    A corruption of guaçu ara.
    Via

  • 15. Coyote

    Root language: Nahuatl
    From the word coyMtl
    Via

  • 16. Guacamole

    Root language: Nahuatl
    From huacamMlli meaning “avocado sauce.”
    Via

  • 17. Hammock

    Root language: Arawakan
    From Taino via Spanish hamaca.
    Via

  • 18. Hickory

    Root language: Algonquin-Powhatan
    From pocohiquara meaning “milky drink made with hickory nuts.” Today hickory can refer to the tree, the finished wood, the nuts, or even the flavor.

  • 19. Hooch

    Root language: Tlingit
    A shortened form of Hoochinoo, from the word xutsnuuwú, originally the name of a village meaning “brown bear fort.

  • 20. Hurricane

    Root language: Arawakan - Taino
    From the word hurakán.
    Via

  • 21. Husky

    Root language: Algonquin
    A variant of the word Eskimo from the Innu language word aiachkimeou.
    Via

  • 22. Iguana

    Root language: Arawakan
    From the word iwana
    Via

  • 23. Jaguar

    Root language: Tupi Guaraní
    From the word jaÈwar
    Via

  • 24. Jerky

    Root language: Quechua
    From the word ch’arki
    Via

  • 25. Kayak

    Root languages: Eskimo-Aleut
    From the word qajaq.
    Via

  • 26. Llama

    Root language: Quechua
    Via

  • 27. Manatee

    Root language: Cariban
    From a word meaning “woman’s breast.”

  • 28. Moose

    Root language: Algonquin
    From Eastern Abenaki moz
    via

  • 29. Ocelot

    Root language: Nahuatl
    From a href= oclMtl.

  • 30. Opossum

    Root language: Algonquin
    From the Powhatan word aposoum meaning, “white dog-like animal.”

  • 31. Pecan

    Root language: Algonquin
    From the Illinois word pakani.
    Via

  • 32. Petunia

    Root language: Tupi Guaraní
    From the word petun meaning “smoke.”
    Via

  • 33. Potato

    Root language: Arawakan
    Via the Haitian Carib word batata.
    Via

  • 34. Puma

    Root language: Quechua
    Via

  • 35. Raccoon

    Root language: Algonquin
    From the word arahkun.
    Via
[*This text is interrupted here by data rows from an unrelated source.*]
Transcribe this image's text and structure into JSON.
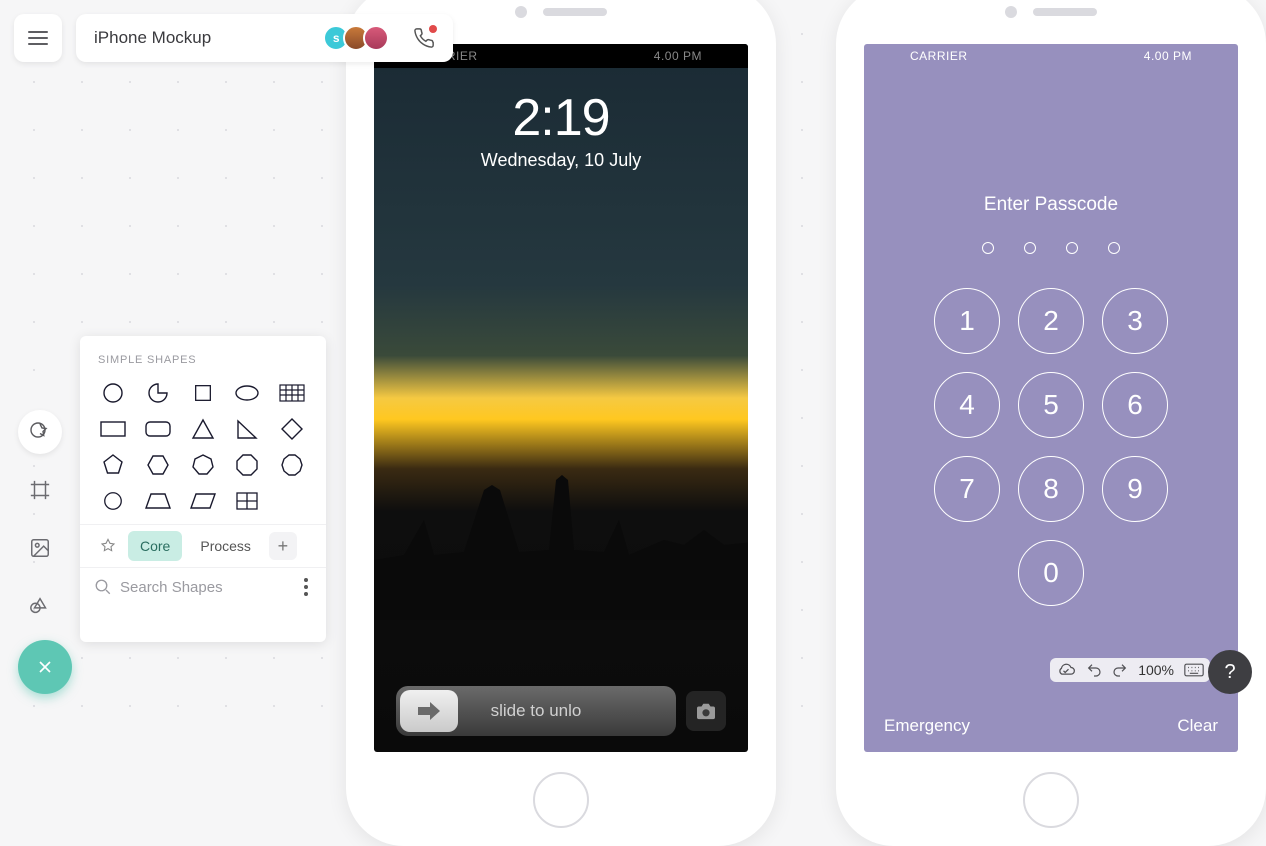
{
  "doc_title": "iPhone Mockup",
  "avatars": {
    "initial": "s"
  },
  "shapes": {
    "header": "SIMPLE SHAPES",
    "tabs": {
      "core": "Core",
      "process": "Process"
    },
    "search_placeholder": "Search Shapes"
  },
  "phone_left": {
    "carrier": "CARRIER",
    "time_bar": "4.00 PM",
    "lock_time": "2:19",
    "lock_date": "Wednesday, 10 July",
    "slide_text": "slide to unlo"
  },
  "phone_right": {
    "carrier": "CARRIER",
    "time_bar": "4.00 PM",
    "enter": "Enter Passcode",
    "keys": [
      "1",
      "2",
      "3",
      "4",
      "5",
      "6",
      "7",
      "8",
      "9",
      "0"
    ],
    "emergency": "Emergency",
    "clear": "Clear"
  },
  "toolbar": {
    "zoom": "100%",
    "help": "?"
  }
}
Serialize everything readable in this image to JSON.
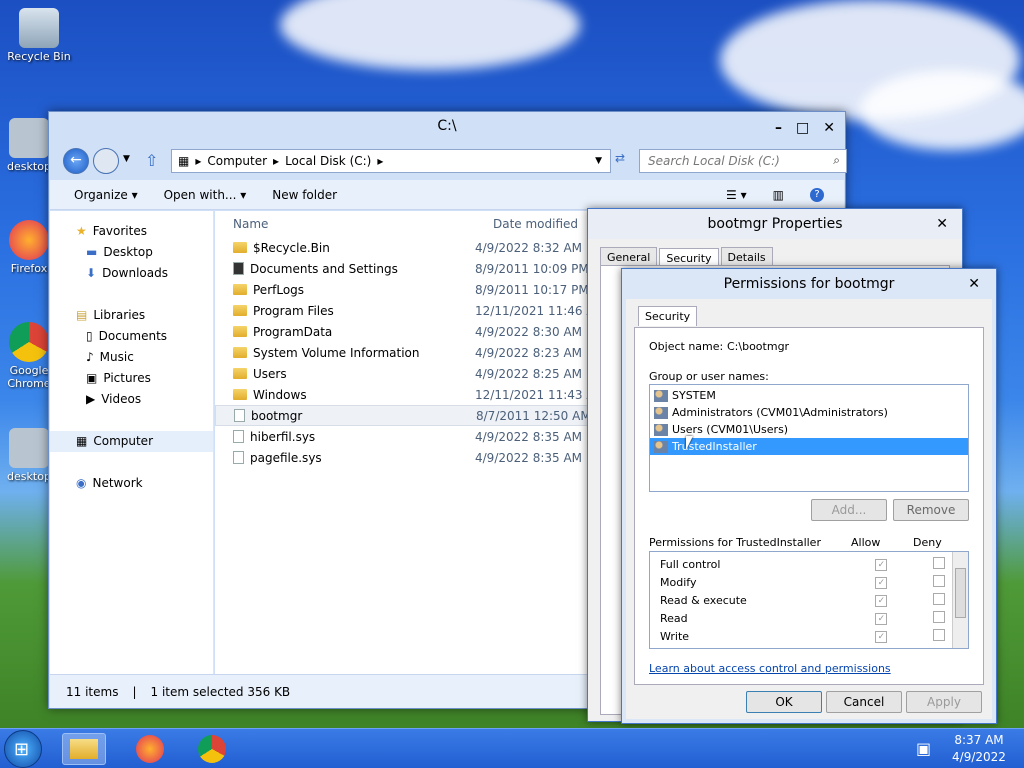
{
  "desktop": {
    "icons": [
      {
        "label": "Recycle Bin"
      },
      {
        "label": "desktop"
      },
      {
        "label": "Firefox"
      },
      {
        "label": "Google Chrome"
      },
      {
        "label": "desktop"
      }
    ]
  },
  "explorer": {
    "title": "C:\\",
    "address": {
      "crumbs": [
        "Computer",
        "Local Disk (C:)"
      ]
    },
    "search_placeholder": "Search Local Disk (C:)",
    "commands": {
      "organize": "Organize ▾",
      "open_with": "Open with... ▾",
      "new_folder": "New folder"
    },
    "nav": {
      "favorites": "Favorites",
      "desktop": "Desktop",
      "downloads": "Downloads",
      "libraries": "Libraries",
      "documents": "Documents",
      "music": "Music",
      "pictures": "Pictures",
      "videos": "Videos",
      "computer": "Computer",
      "network": "Network"
    },
    "columns": {
      "name": "Name",
      "date": "Date modified"
    },
    "files": [
      {
        "name": "$Recycle.Bin",
        "date": "4/9/2022 8:32 AM",
        "type": "folder"
      },
      {
        "name": "Documents and Settings",
        "date": "8/9/2011 10:09 PM",
        "type": "link"
      },
      {
        "name": "PerfLogs",
        "date": "8/9/2011 10:17 PM",
        "type": "folder"
      },
      {
        "name": "Program Files",
        "date": "12/11/2021 11:46 AM",
        "type": "folder"
      },
      {
        "name": "ProgramData",
        "date": "4/9/2022 8:30 AM",
        "type": "folder"
      },
      {
        "name": "System Volume Information",
        "date": "4/9/2022 8:23 AM",
        "type": "folder"
      },
      {
        "name": "Users",
        "date": "4/9/2022 8:25 AM",
        "type": "folder"
      },
      {
        "name": "Windows",
        "date": "12/11/2021 11:43 AM",
        "type": "folder"
      },
      {
        "name": "bootmgr",
        "date": "8/7/2011 12:50 AM",
        "type": "file"
      },
      {
        "name": "hiberfil.sys",
        "date": "4/9/2022 8:35 AM",
        "type": "file"
      },
      {
        "name": "pagefile.sys",
        "date": "4/9/2022 8:35 AM",
        "type": "file"
      }
    ],
    "status": {
      "count": "11 items",
      "selected": "1 item selected  356 KB"
    }
  },
  "properties": {
    "title": "bootmgr Properties",
    "tabs": [
      "General",
      "Security",
      "Details"
    ]
  },
  "permissions": {
    "title": "Permissions for bootmgr",
    "tab": "Security",
    "object_label": "Object name:",
    "object_value": "C:\\bootmgr",
    "group_label": "Group or user names:",
    "users": [
      "SYSTEM",
      "Administrators (CVM01\\Administrators)",
      "Users (CVM01\\Users)",
      "TrustedInstaller"
    ],
    "add": "Add...",
    "remove": "Remove",
    "perm_label": "Permissions for TrustedInstaller",
    "allow": "Allow",
    "deny": "Deny",
    "perms": [
      "Full control",
      "Modify",
      "Read & execute",
      "Read",
      "Write"
    ],
    "link": "Learn about access control and permissions",
    "ok": "OK",
    "cancel": "Cancel",
    "apply": "Apply"
  },
  "taskbar": {
    "time": "8:37 AM",
    "date": "4/9/2022"
  }
}
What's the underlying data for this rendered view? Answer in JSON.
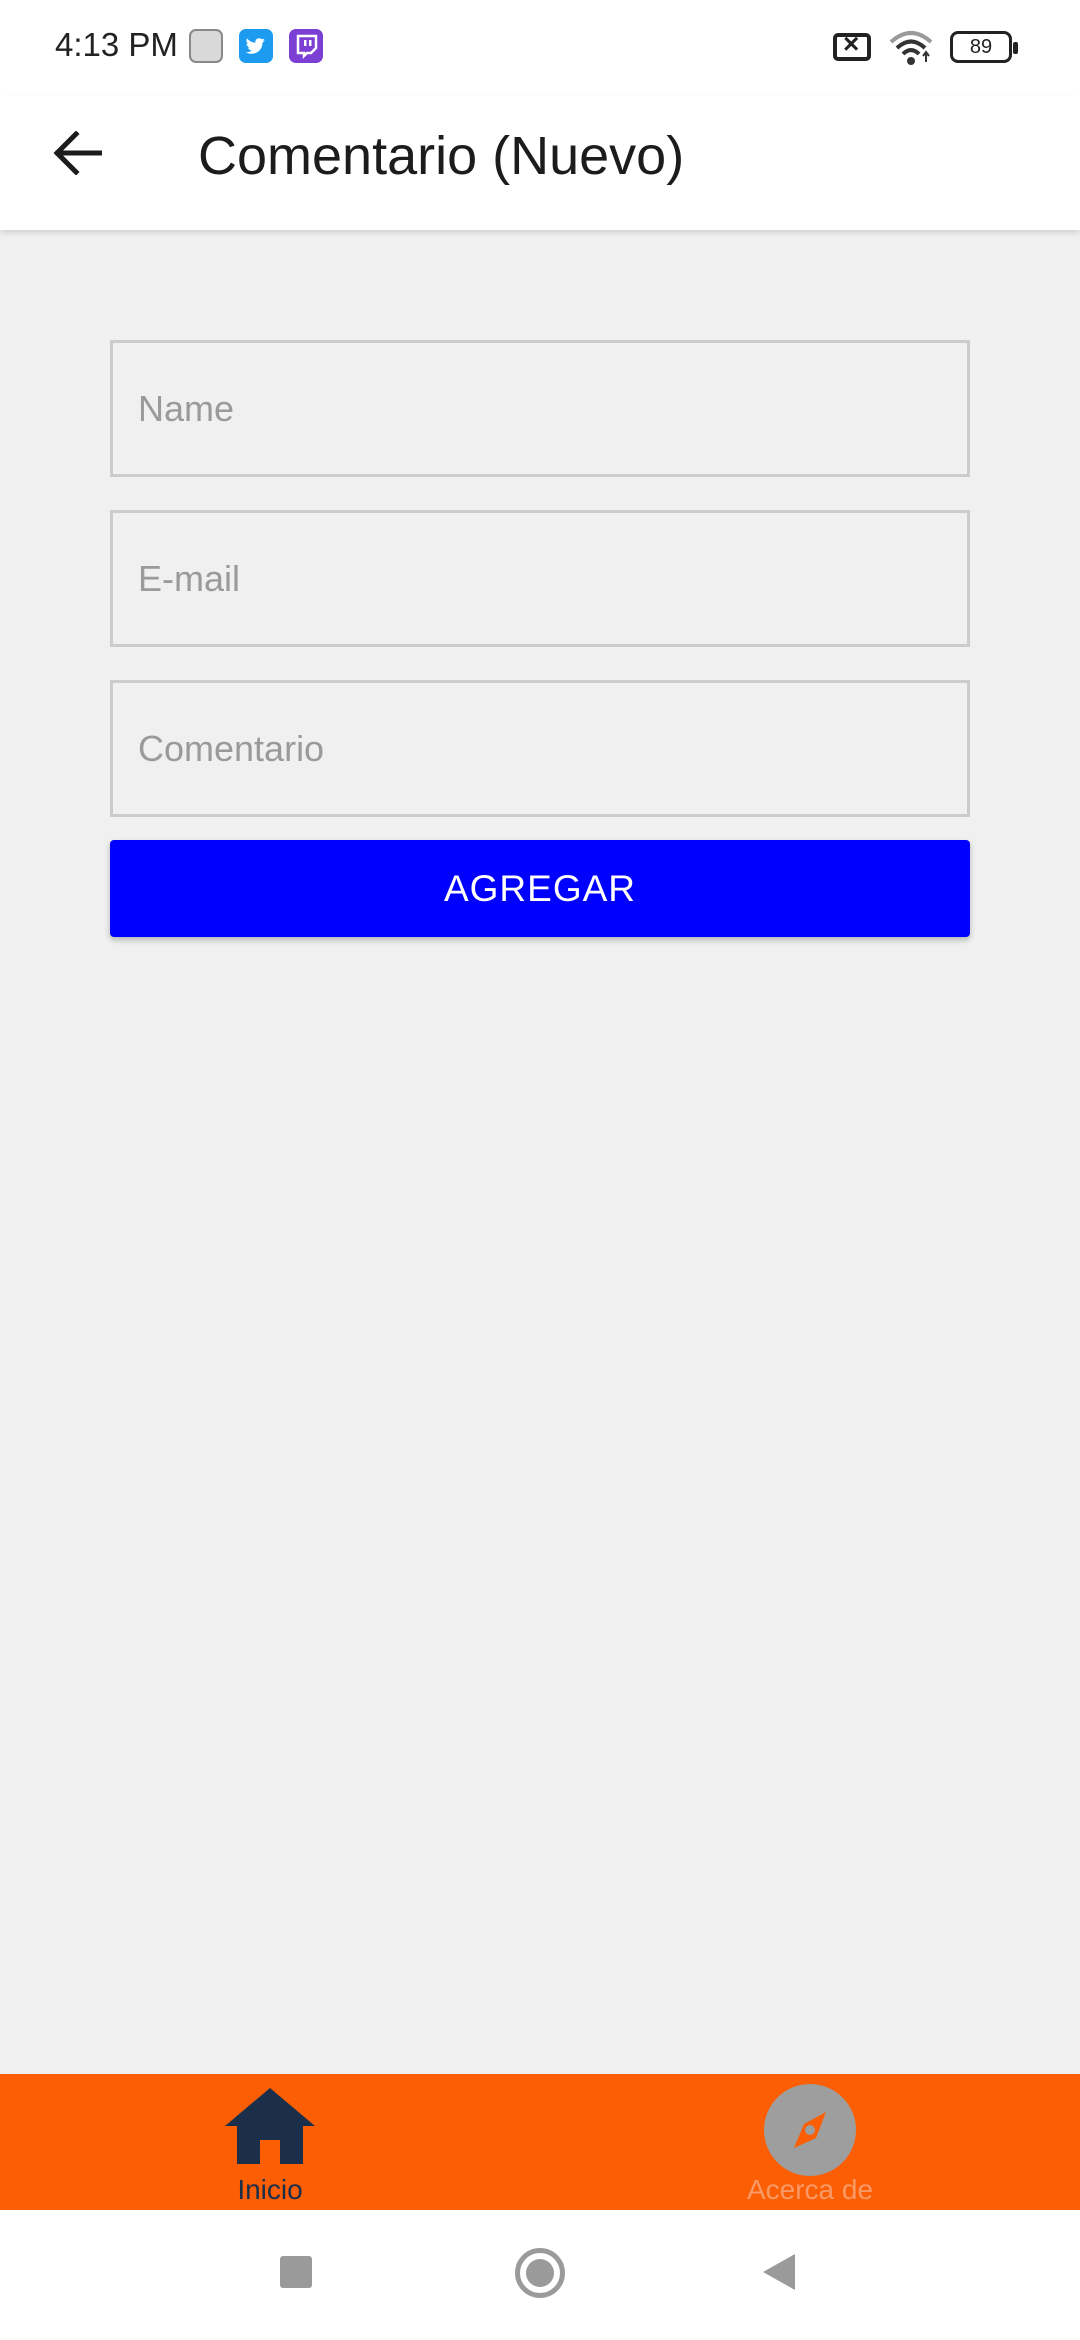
{
  "status_bar": {
    "time": "4:13 PM",
    "notification_icons": [
      "app-icon",
      "twitter-icon",
      "twitch-icon"
    ],
    "battery_level": "89"
  },
  "app_bar": {
    "title": "Comentario (Nuevo)"
  },
  "form": {
    "name_placeholder": "Name",
    "email_placeholder": "E-mail",
    "comment_placeholder": "Comentario",
    "submit_label": "AGREGAR"
  },
  "bottom_nav": {
    "items": [
      {
        "label": "Inicio",
        "icon": "home-icon",
        "active": true
      },
      {
        "label": "Acerca de",
        "icon": "compass-icon",
        "active": false
      }
    ]
  },
  "colors": {
    "accent_button": "#0000ff",
    "bottom_nav_bg": "#fc5e03",
    "active_nav": "#1b2f4b",
    "page_bg": "#f0f0f0"
  }
}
  • 36. Skunk

    Root language: Algonquin
    From the Massachusett word squnck meaning “urine fox.”
    Via

  • 37. Squash

    Root language: Algonquin
    From the Narragansett word askútasquash.
    Via

  • 38. Tapioca

    Root language: Tupi Guaraní
    From a word meaning “juice squeezed out” the word is now applied to the root starch and the pudding made from it.
    Via

  • 39. Toboggan

    Root language: Algonquin
    From Míkmaq word topaaqan meaning “to drag with a cord.” Today the word primarily refers to the sled throughout most of the United States. However, in some southern states where it doesn’t snow enough for sledding, the word has become a regional slang for the type of hat one would wear in cold weather, such as a knit stocking cap.  Via

  • 40. Toucan

    Root language: TupiGuaraní
    Via

  • 41. Tomato

    Root language: Nahuatl
    From the word tomatl.
    Via

  • 42. Woodchuck

    Root language: Algonquin
    A corruption of the word ockqutchaun.
    Via